More foreigners are now able to enter China after Beijing eased its Covid-19 travel restrictions on Monday. However, the relaxed rules only apply to people who have received the China-made Sinovac vaccine.
“In view of resuming people-to-people exchanges between China and other countries in an orderly manner… the Office of the Commissioner of the Ministry of Foreign Affairs of China in the HKSAR will provide the following facilitation for visa applicants who have been inoculated with Covid-19 vaccines produced in China and obtained the vaccination certificate,” a statement from the city’s commissioner’s office read on Friday.
Foreign nationals and their family members can now apply for visas to “resume working and “production in various fields” while holders of an Asia Pacific Economic Cooperation business travel card can apply for a business visa.
The range of people eligible to enter China on “emergency humanitarian” grounds has also been broadened. Visas will now be granted to parents, spouses, siblings and grandparents for the purposes of “reuniting with family.”
Previously, visas were only granted for foreign nationals to attend to a dying family member or to make funeral arrangements for immediate family members.
Similar notices were issued by Chinese embassies in other countries, including the US, Israel and India.
People who travel to China under the new visa categories will still be required to fulfill existing quarantine requirements on the mainland, Chinese Foreign Ministry spokesperson, Zhao Lijian said on Monday.

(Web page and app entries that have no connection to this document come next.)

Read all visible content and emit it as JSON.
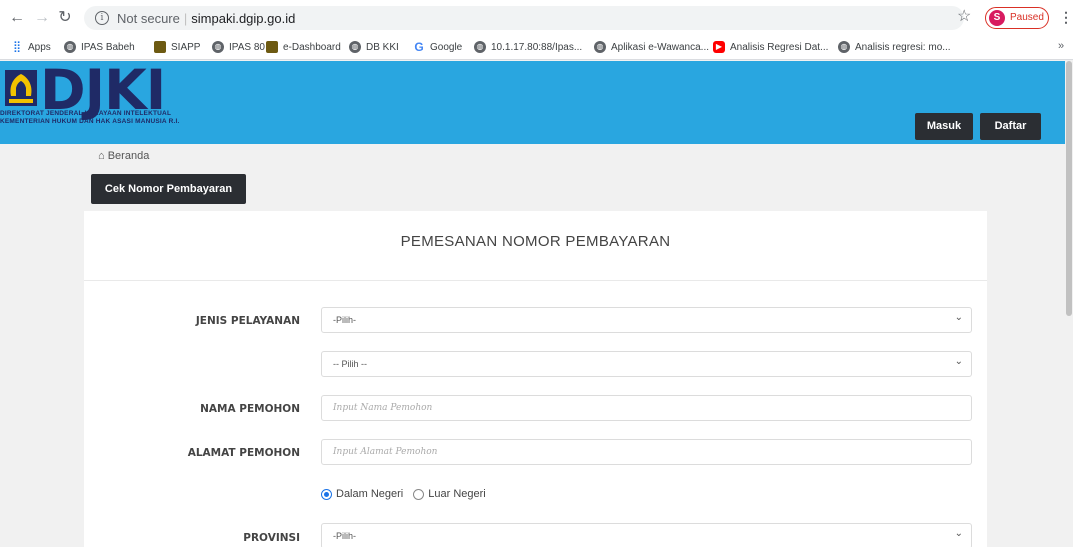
{
  "browser": {
    "security_label": "Not secure",
    "url": "simpaki.dgip.go.id",
    "profile_initial": "S",
    "profile_status": "Paused"
  },
  "bookmarks": [
    {
      "label": "Apps",
      "icon": "apps-grid-icon"
    },
    {
      "label": "IPAS Babeh",
      "icon": "globe-icon"
    },
    {
      "label": "SIAPP",
      "icon": "emblem-icon"
    },
    {
      "label": "IPAS 80",
      "icon": "globe-icon"
    },
    {
      "label": "e-Dashboard",
      "icon": "emblem-icon"
    },
    {
      "label": "DB KKI",
      "icon": "globe-icon"
    },
    {
      "label": "Google",
      "icon": "google-icon"
    },
    {
      "label": "10.1.17.80:88/Ipas...",
      "icon": "globe-icon"
    },
    {
      "label": "Aplikasi e-Wawanca...",
      "icon": "globe-icon"
    },
    {
      "label": "Analisis Regresi Dat...",
      "icon": "youtube-icon"
    },
    {
      "label": "Analisis regresi: mo...",
      "icon": "globe-icon"
    }
  ],
  "header": {
    "logo_text": "DJKI",
    "logo_line1": "DIREKTORAT JENDERAL KEKAYAAN INTELEKTUAL",
    "logo_line2": "KEMENTERIAN HUKUM DAN HAK ASASI MANUSIA R.I.",
    "login_label": "Masuk",
    "register_label": "Daftar"
  },
  "breadcrumb": {
    "home": "Beranda"
  },
  "check_button_label": "Cek Nomor Pembayaran",
  "form": {
    "title": "PEMESANAN NOMOR PEMBAYARAN",
    "service_type_label": "JENIS PELAYANAN",
    "service_type_value": "-Pilih-",
    "sub_service_value": "-- Pilih --",
    "applicant_name_label": "NAMA PEMOHON",
    "applicant_name_placeholder": "Input Nama Pemohon",
    "applicant_address_label": "ALAMAT PEMOHON",
    "applicant_address_placeholder": "Input Alamat Pemohon",
    "origin_options": [
      "Dalam Negeri",
      "Luar Negeri"
    ],
    "origin_selected": "Dalam Negeri",
    "province_label": "PROVINSI",
    "province_value": "-Pilih-"
  },
  "colors": {
    "header_bg": "#29a6e0",
    "logo_navy": "#1f2a66",
    "button_dark": "#2b2e33"
  }
}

“Our requirement for inbound passengers to hold a certificate showing negative results for both nucleic acid and antibody testing remains unchanged. After arriving in China, they should still comply with Chinese regulations on quarantine and observation,” he said.
“China stands ready to advance mutual recognition of vaccination with other countries,” Zhao added.

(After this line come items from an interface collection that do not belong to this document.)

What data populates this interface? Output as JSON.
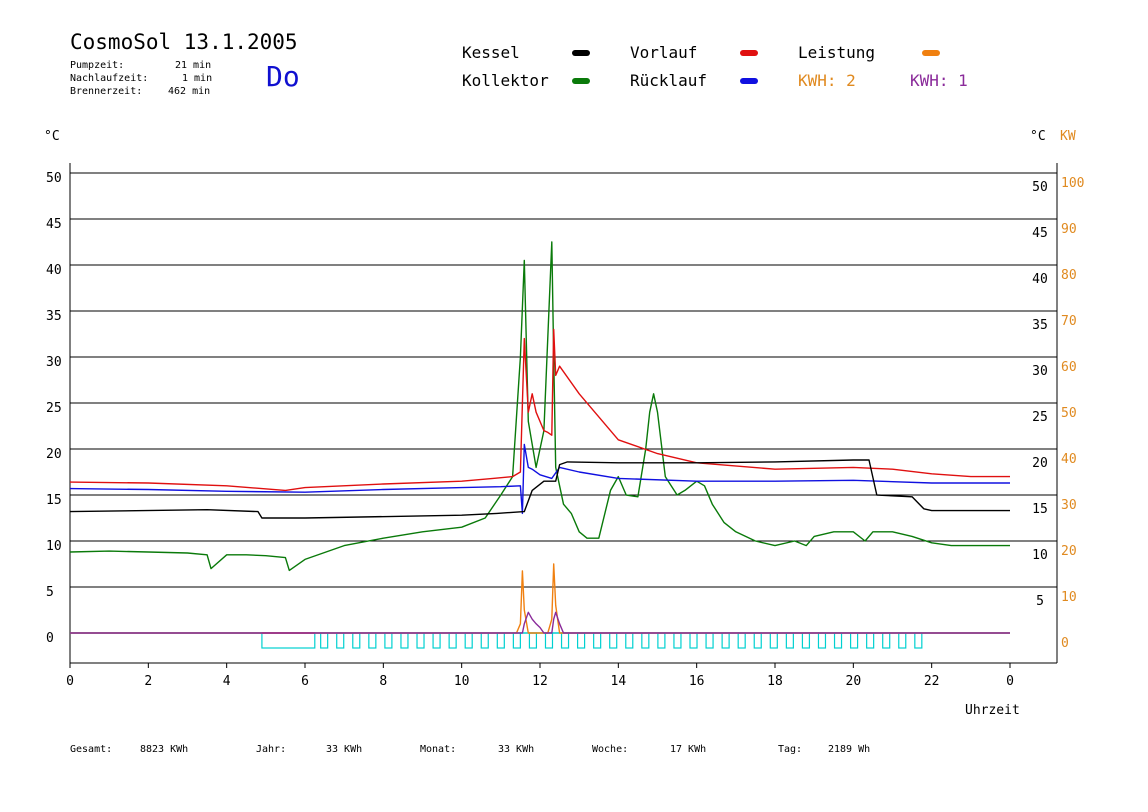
{
  "header": {
    "title": "CosmoSol 13.1.2005",
    "info": [
      {
        "label": "Pumpzeit:",
        "value": "21 min"
      },
      {
        "label": "Nachlaufzeit:",
        "value": "1 min"
      },
      {
        "label": "Brennerzeit:",
        "value": "462 min"
      }
    ],
    "day": "Do"
  },
  "legend": [
    {
      "label": "Kessel",
      "color": "#000000"
    },
    {
      "label": "Kollektor",
      "color": "#0a7a0a"
    },
    {
      "label": "Vorlauf",
      "color": "#e01010"
    },
    {
      "label": "Rücklauf",
      "color": "#1010e0"
    },
    {
      "label": "Leistung",
      "color": "#f08010"
    },
    {
      "label": "KWH: 2",
      "color": "#f08010",
      "text_color": "#e08a20"
    },
    {
      "label": "KWH: 1",
      "color": "#8a2a9a",
      "text_color": "#8a2a9a"
    }
  ],
  "colors": {
    "kessel": "#000000",
    "kollektor": "#0a7a0a",
    "vorlauf": "#e01010",
    "ruecklauf": "#1010e0",
    "leistung": "#f08010",
    "kwh1": "#8a2a9a",
    "pump": "#00d0d0",
    "burner": "#c060a0",
    "right_axis2": "#e08a20"
  },
  "footer": [
    {
      "label": "Gesamt:",
      "value": "8823 KWh"
    },
    {
      "label": "Jahr:",
      "value": "33 KWh"
    },
    {
      "label": "Monat:",
      "value": "33 KWh"
    },
    {
      "label": "Woche:",
      "value": "17 KWh"
    },
    {
      "label": "Tag:",
      "value": "2189 Wh"
    }
  ],
  "chart_data": {
    "type": "line",
    "xlabel": "Uhrzeit",
    "ylabel_left": "°C",
    "ylabel_right": "°C",
    "ylabel_right2": "KW",
    "xlim": [
      0,
      24
    ],
    "ylim": [
      0,
      50
    ],
    "ylim_right2": [
      0,
      100
    ],
    "x_ticks": [
      0,
      2,
      4,
      6,
      8,
      10,
      12,
      14,
      16,
      18,
      20,
      22,
      24
    ],
    "x_tick_labels": [
      "0",
      "2",
      "4",
      "6",
      "8",
      "10",
      "12",
      "14",
      "16",
      "18",
      "20",
      "22",
      "0"
    ],
    "y_ticks": [
      0,
      5,
      10,
      15,
      20,
      25,
      30,
      35,
      40,
      45,
      50
    ],
    "y_ticks_right2": [
      0,
      10,
      20,
      30,
      40,
      50,
      60,
      70,
      80,
      90,
      100
    ],
    "grid": true,
    "series": [
      {
        "name": "Kessel",
        "x": [
          0,
          3.5,
          4.8,
          4.9,
          6,
          10,
          10.9,
          11.6,
          11.8,
          12.1,
          12.4,
          12.5,
          12.7,
          14,
          16,
          18,
          20,
          20.4,
          20.6,
          21.5,
          21.8,
          22,
          24
        ],
        "y": [
          13.2,
          13.4,
          13.2,
          12.5,
          12.5,
          12.8,
          13,
          13.2,
          15.5,
          16.5,
          16.5,
          18.3,
          18.6,
          18.5,
          18.5,
          18.6,
          18.8,
          18.8,
          15,
          14.8,
          13.5,
          13.3,
          13.3
        ]
      },
      {
        "name": "Kollektor",
        "x": [
          0,
          1,
          2,
          3,
          3.5,
          3.6,
          4,
          4.5,
          5,
          5.5,
          5.6,
          6,
          7,
          8,
          9,
          10,
          10.6,
          11,
          11.3,
          11.5,
          11.6,
          11.7,
          11.9,
          12.1,
          12.3,
          12.35,
          12.4,
          12.6,
          12.8,
          13,
          13.2,
          13.5,
          13.8,
          14,
          14.2,
          14.5,
          14.7,
          14.8,
          14.9,
          15,
          15.2,
          15.5,
          15.7,
          16,
          16.2,
          16.4,
          16.7,
          17,
          17.5,
          18,
          18.5,
          18.8,
          19,
          19.5,
          20,
          20.3,
          20.5,
          21,
          21.5,
          22,
          22.5,
          23,
          24
        ],
        "y": [
          8.8,
          8.9,
          8.8,
          8.7,
          8.5,
          7,
          8.5,
          8.5,
          8.4,
          8.2,
          6.8,
          8,
          9.5,
          10.3,
          11,
          11.5,
          12.5,
          15,
          17,
          30,
          40.5,
          23,
          18,
          22,
          42.5,
          30,
          18,
          14,
          13,
          11,
          10.3,
          10.3,
          15.5,
          17,
          15,
          14.8,
          20,
          24,
          26,
          24,
          17,
          15,
          15.5,
          16.5,
          16,
          14,
          12,
          11,
          10,
          9.5,
          10,
          9.5,
          10.5,
          11,
          11,
          10,
          11,
          11,
          10.5,
          9.8,
          9.5,
          9.5,
          9.5
        ]
      },
      {
        "name": "Vorlauf",
        "x": [
          0,
          2,
          4,
          5.5,
          6,
          8,
          10,
          10.8,
          11.3,
          11.5,
          11.6,
          11.7,
          11.8,
          11.9,
          12.1,
          12.2,
          12.3,
          12.35,
          12.4,
          12.5,
          13,
          14,
          15,
          16,
          18,
          20,
          21,
          22,
          23,
          24
        ],
        "y": [
          16.4,
          16.3,
          16,
          15.5,
          15.8,
          16.2,
          16.5,
          16.8,
          17,
          17.5,
          32,
          24,
          26,
          24,
          22,
          21.8,
          21.5,
          33,
          28,
          29,
          26,
          21,
          19.5,
          18.5,
          17.8,
          18,
          17.8,
          17.3,
          17,
          17
        ]
      },
      {
        "name": "Rücklauf",
        "x": [
          0,
          2,
          4,
          6,
          8,
          10,
          11,
          11.5,
          11.55,
          11.6,
          11.7,
          11.8,
          12,
          12.3,
          12.5,
          13,
          14,
          16,
          18,
          20,
          22,
          24
        ],
        "y": [
          15.7,
          15.6,
          15.4,
          15.3,
          15.6,
          15.8,
          15.9,
          16,
          13,
          20.5,
          18,
          17.8,
          17.2,
          16.8,
          18,
          17.5,
          16.8,
          16.5,
          16.5,
          16.6,
          16.3,
          16.3
        ]
      },
      {
        "name": "Leistung",
        "axis": "right2",
        "x": [
          0,
          11.4,
          11.5,
          11.55,
          11.6,
          11.7,
          12.2,
          12.3,
          12.35,
          12.4,
          12.5,
          24
        ],
        "y": [
          0,
          0,
          2,
          13.5,
          5,
          0,
          0,
          3,
          15,
          6,
          0,
          0
        ]
      },
      {
        "name": "KWH: 1",
        "axis": "right2",
        "x": [
          0,
          11.55,
          11.6,
          11.7,
          11.8,
          11.9,
          12.0,
          12.1,
          12.3,
          12.35,
          12.4,
          12.5,
          12.6,
          24
        ],
        "y": [
          0,
          0,
          2,
          4.5,
          3,
          2,
          1.2,
          0,
          0,
          3,
          4.5,
          2,
          0,
          0
        ]
      }
    ],
    "pump_intervals": [
      [
        4.9,
        6.25
      ]
    ],
    "pump_pulses_start": 6.4,
    "pump_pulses_end": 21.9
  }
}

The China-developed Sinovac vaccine has raised concerns in Hong Kong following the deaths of seven people in the city within days of receiving the jab since late February. Health officials however, have ruled out a link with the vaccine in all seven cases.

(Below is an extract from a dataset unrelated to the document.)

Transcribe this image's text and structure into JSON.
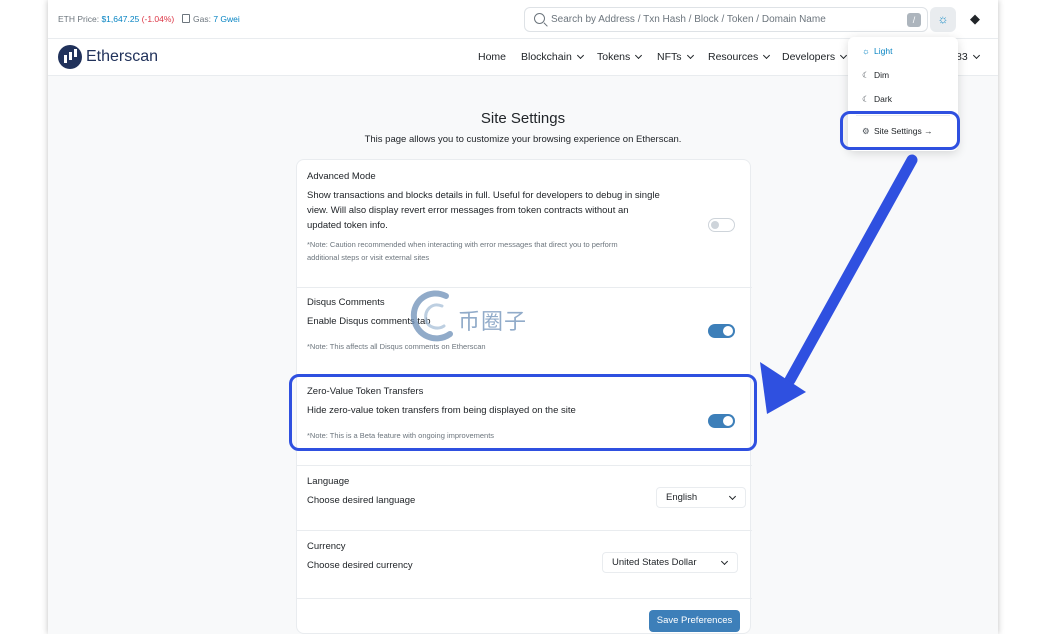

The vaccine is not administered to people aged 60 and over in mainland China.
China, where the Covid-19 virus first emerged in late 2019, has maintained steady control of the pandemic using authoritarian measures including strictly enforced lockdowns.